* PROBLEM DETAILS
In the records below, some lines contain the word "data". Copy each of them.
▬▬▬
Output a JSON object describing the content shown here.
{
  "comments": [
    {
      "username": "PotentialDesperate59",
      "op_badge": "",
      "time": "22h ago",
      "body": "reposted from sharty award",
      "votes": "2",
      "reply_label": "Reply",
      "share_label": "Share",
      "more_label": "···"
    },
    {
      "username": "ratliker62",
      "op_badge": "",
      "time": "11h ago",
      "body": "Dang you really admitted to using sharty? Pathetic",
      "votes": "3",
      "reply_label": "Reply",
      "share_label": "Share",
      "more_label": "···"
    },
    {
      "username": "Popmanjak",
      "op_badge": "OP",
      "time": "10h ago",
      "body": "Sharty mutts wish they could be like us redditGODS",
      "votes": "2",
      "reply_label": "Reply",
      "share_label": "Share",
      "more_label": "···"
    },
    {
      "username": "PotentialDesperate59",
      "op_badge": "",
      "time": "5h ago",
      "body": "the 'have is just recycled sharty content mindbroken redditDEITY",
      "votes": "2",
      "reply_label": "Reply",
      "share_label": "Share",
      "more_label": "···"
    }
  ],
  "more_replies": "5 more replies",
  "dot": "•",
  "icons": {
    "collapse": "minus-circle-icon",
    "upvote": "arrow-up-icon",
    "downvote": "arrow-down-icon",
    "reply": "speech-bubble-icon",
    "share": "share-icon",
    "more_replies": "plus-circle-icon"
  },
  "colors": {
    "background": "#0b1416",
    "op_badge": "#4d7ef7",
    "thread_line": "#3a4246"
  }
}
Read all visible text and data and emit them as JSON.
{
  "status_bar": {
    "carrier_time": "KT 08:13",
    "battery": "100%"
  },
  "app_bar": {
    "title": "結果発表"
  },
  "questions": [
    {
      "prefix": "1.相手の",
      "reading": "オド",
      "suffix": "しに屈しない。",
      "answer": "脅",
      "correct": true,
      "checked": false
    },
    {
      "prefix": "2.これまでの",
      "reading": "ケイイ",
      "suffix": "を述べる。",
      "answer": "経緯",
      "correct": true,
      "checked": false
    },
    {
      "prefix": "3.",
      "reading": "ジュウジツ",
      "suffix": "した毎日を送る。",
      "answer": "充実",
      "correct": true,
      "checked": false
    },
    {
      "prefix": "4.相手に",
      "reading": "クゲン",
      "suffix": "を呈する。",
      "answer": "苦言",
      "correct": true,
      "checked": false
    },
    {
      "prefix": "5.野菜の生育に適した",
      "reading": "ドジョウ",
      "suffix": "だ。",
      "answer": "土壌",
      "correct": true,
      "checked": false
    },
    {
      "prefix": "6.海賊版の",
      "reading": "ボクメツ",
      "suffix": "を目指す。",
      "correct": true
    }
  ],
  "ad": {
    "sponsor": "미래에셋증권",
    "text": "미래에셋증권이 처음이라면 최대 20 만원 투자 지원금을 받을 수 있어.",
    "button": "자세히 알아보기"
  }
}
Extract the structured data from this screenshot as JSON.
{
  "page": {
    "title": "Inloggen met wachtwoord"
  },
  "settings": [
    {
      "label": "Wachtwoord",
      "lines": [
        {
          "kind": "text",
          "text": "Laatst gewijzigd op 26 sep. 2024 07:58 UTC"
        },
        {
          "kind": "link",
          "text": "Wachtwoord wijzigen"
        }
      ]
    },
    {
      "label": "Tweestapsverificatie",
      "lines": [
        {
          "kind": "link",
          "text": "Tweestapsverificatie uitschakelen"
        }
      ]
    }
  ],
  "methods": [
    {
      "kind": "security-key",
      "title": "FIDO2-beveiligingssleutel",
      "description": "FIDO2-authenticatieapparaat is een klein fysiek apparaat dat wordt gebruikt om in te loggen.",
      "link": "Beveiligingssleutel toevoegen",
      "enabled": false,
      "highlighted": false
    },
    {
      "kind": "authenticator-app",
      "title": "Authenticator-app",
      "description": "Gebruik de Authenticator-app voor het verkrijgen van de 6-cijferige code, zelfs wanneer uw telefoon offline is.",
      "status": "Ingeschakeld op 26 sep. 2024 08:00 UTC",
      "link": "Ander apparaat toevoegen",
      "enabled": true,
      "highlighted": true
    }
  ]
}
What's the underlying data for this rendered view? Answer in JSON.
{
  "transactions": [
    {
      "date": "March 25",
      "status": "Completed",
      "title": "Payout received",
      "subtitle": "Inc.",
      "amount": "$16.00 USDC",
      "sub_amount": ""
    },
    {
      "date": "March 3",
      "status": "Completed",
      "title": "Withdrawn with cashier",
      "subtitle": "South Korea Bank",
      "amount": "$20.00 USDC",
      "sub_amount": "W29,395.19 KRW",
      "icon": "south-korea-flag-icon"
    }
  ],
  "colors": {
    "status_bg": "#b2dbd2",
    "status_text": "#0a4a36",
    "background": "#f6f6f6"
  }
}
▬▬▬
* TASK ANSWER
Read all visible text and data and emit them as JSON.
Extract the structured data from this screenshot as JSON.
What's the underlying data for this rendered view? Answer in JSON.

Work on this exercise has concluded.